Here is a very salient comment left on the post below, that I was going to respond to in comments, but maybe it deserves more space than that :
I think I must be a very unusual mother indeed. Reading the lines 'This is the thing that women don’t tell each other about motherhood. That you will never be who you were' made me think exactly the opposite. Before my first child as born, I had an absolutely clear image of myself as a mother. It was laughter, patience, utter engagememt and closeness to my child, effortlessness, graciousness. Seven years and significant expenditure on anti-psychotics later, I wonder why on earth I ever thought that six hours in the labour ward would transform me into an entirely different person. I'm exactly who I was. Entirely untransformed. Certainly parenthood has forced me to engage differently with the world. I am less judgemental, more forgiving of human fraility, more nuanced in my views. But my essential selfish, impatient, intense and quick-tempered self is exactly as she was. I love my children beyond measure but find family life intensely claustrophobic. I'm happy for the lady who wrote this piece she has found such contentment and meaning in her life but honestly, Christ, this stuff is all pervasive and oppresive if you're not so much made never the same again by motherhood as exactly the same but even more so.
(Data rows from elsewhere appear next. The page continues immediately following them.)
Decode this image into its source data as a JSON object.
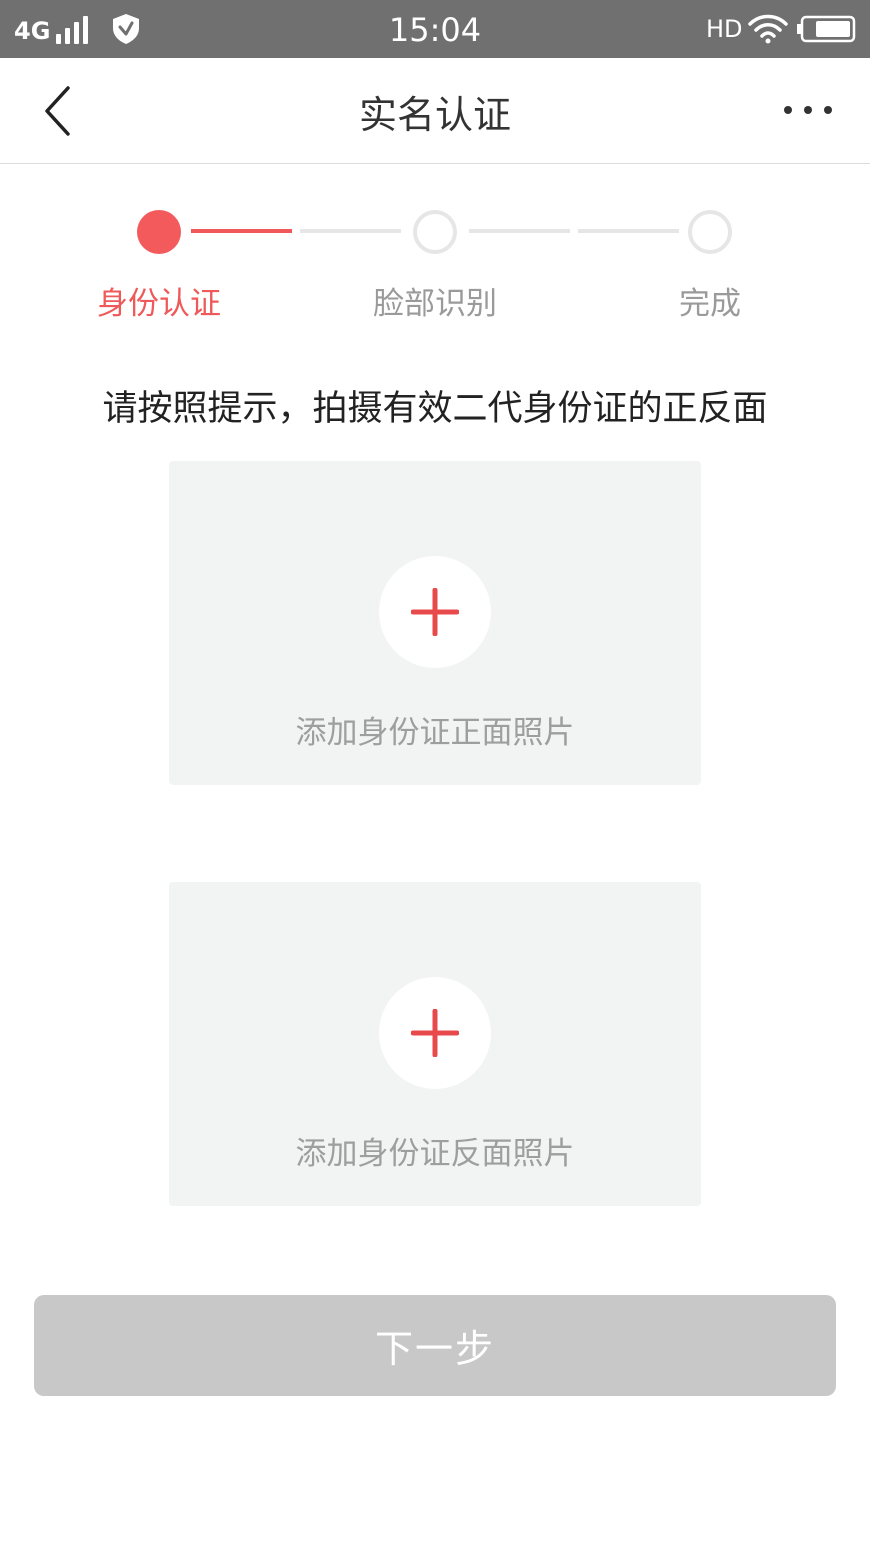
{
  "status_bar": {
    "network": "4G",
    "time": "15:04",
    "hd": "HD"
  },
  "nav": {
    "title": "实名认证"
  },
  "steps": [
    {
      "label": "身份认证",
      "state": "active"
    },
    {
      "label": "脸部识别",
      "state": "inactive"
    },
    {
      "label": "完成",
      "state": "inactive"
    }
  ],
  "instruction": "请按照提示，拍摄有效二代身份证的正反面",
  "upload_cards": [
    {
      "label": "添加身份证正面照片"
    },
    {
      "label": "添加身份证反面照片"
    }
  ],
  "next_button": {
    "label": "下一步"
  },
  "colors": {
    "accent": "#f25a5c",
    "status_bar": "#707070",
    "card_bg": "#f2f3f3",
    "disabled_button": "#c8c8c8"
  }
}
Oh, god, here is my confession: I didn't read that post fully enough - I loved the positive stuff, but the irony is that what drew me to it initially was the idea of the loss of self you experience as a mother! I didn't read it as a reinvention in some sort of maternal saintliness, nor mean to push that experience on anyone else. This sentence was what caught me:
When I did get back to me, I was gone. This is the thing that women don’t tell each other about motherhood. That you will never be who you were. That you will not see anything the way you used to see it, you will never hear language the way you used to hear it, music, color, photos, friends, family, career path–nothing or no one came through my transition from single woman to mother unexamined. Least of all myself.
And I didn't stop to realise that her message was a wholly positive one, and I read this paragraph in a far darker tone than the last line actually posits, thinking 'yes! You are lost and nothing is the same!' before I reached the end of the sentence. And then I just assumed the post was about there being a silver lining, somehow.
I can certainly report that I'm a FAR more awful person now that I have children. I too was consumed with their infant beauty but I couldn't cope with anything else and much of the time I just wish I could be off the hamster wheel and just ... be myself, by myself for an unspecified amount of time. And yes, all my negative characteristics and tendencies have been magnified tenfold, and everyone around me is burning like targeted ants in the beam of my ... untransformedness.
Your point about all pervasiveness is really important, and, well, I'm sorry for not reading this more carefully. I thought it was a far more balanced piece than it is. For me, the reality is that I felt all those feelings, but couldn't follow through. I want it all, but never had the gumption to make it real. As for you, I think you're underplaying the importance of your different engagement with the world, but I know exactly what you mean. I'm really glad you commented.
Ok, let's try another post by someone who made a point about bonding and new babies and motherhood and how it isn't the same picture book story for everyone. This moving post from Betty Octopus.